The COVID-19 crisis has caused shortages of a variety of goods: From cleaning supplies and hand sanitizer to toilet paper and meat, consumers have been stocking up.
People also have been buying and renting more bikes and scooters.
As the pandemic drones on and consumers shy away from public transportation and shared rides, many are instead using more micromobility. For some, micromobility offers a respite when other forms of transportation — especially in cities — require the use of shared spaces, some with poor ventilation.
The shift in rider behavior has resulted not only in an increase in rentals of shared bikes and scooters but also — at least with bicycles — in more purchases.
Sales for bikes, parts and related accessories shot up a combined 75 percent to $1 billion in April, according to market research company NPD Group.

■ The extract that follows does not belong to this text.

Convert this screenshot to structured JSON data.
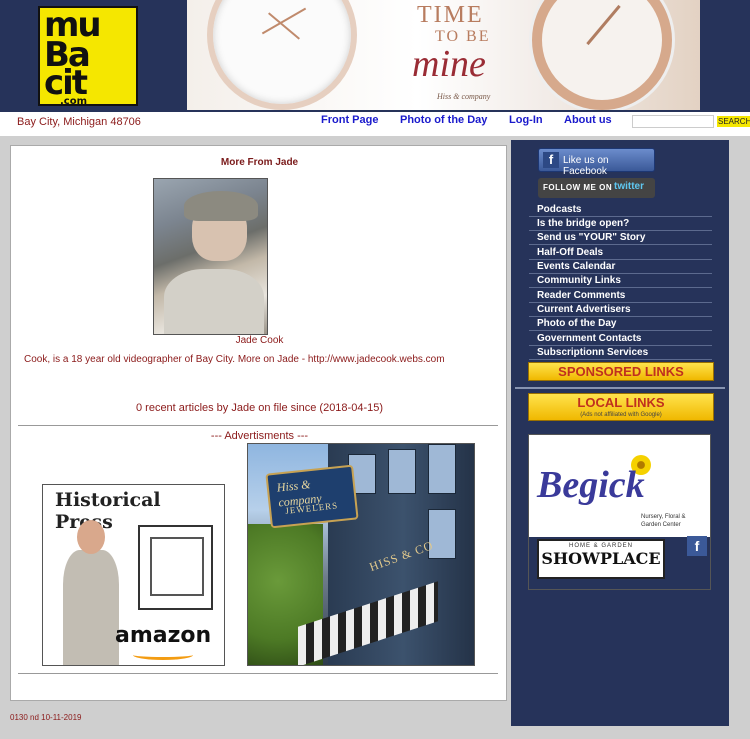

Retailers found themselves dealing with a national bike shortage this summer. Bike sales grew 63 percent year over year in June, including a 190 percent increase in e-bike purchases, NPD said.
But these trends — the increase in rentals and the increase in retail sales — might complement, not compete with, one another.